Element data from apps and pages
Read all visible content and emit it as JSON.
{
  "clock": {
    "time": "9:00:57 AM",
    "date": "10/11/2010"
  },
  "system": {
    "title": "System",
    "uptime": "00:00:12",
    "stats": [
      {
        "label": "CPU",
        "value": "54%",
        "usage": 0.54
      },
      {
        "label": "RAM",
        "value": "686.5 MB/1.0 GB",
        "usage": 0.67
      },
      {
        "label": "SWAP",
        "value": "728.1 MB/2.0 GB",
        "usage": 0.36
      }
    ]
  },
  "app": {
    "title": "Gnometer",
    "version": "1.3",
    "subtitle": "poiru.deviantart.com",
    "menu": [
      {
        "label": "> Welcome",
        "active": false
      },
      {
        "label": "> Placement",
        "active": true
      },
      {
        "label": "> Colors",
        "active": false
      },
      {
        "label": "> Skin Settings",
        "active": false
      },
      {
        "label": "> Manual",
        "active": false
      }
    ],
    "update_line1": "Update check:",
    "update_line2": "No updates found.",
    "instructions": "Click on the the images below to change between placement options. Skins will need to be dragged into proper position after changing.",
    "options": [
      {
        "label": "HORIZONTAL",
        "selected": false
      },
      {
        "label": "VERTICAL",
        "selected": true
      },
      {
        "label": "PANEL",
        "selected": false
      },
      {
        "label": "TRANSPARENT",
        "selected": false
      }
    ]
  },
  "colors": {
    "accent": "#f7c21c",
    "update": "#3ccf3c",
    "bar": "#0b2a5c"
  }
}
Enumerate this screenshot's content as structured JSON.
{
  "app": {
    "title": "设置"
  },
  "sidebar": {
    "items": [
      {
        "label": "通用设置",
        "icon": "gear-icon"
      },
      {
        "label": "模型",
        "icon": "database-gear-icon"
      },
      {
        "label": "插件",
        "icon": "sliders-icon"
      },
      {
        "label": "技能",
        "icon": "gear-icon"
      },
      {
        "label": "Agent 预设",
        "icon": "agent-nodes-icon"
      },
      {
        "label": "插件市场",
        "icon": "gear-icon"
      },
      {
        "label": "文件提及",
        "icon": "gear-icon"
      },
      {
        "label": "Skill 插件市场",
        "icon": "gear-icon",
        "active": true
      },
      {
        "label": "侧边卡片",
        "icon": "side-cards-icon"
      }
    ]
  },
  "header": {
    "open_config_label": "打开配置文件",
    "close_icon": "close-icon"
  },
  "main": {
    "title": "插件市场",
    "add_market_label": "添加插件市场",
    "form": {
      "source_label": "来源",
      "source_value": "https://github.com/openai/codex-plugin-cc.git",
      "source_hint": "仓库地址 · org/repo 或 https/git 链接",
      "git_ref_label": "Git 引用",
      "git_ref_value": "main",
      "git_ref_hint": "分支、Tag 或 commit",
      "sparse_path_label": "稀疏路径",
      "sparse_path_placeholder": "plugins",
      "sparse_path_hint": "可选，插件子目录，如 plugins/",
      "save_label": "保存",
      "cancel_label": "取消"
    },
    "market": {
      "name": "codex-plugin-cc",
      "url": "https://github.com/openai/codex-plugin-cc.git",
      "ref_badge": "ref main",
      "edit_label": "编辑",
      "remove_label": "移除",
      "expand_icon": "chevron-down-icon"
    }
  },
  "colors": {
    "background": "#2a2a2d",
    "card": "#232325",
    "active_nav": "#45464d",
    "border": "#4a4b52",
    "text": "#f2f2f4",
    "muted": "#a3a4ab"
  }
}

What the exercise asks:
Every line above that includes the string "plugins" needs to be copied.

Reply:
      "sparse_path_placeholder": "plugins",
      "sparse_path_hint": "可选，插件子目录，如 plugins/",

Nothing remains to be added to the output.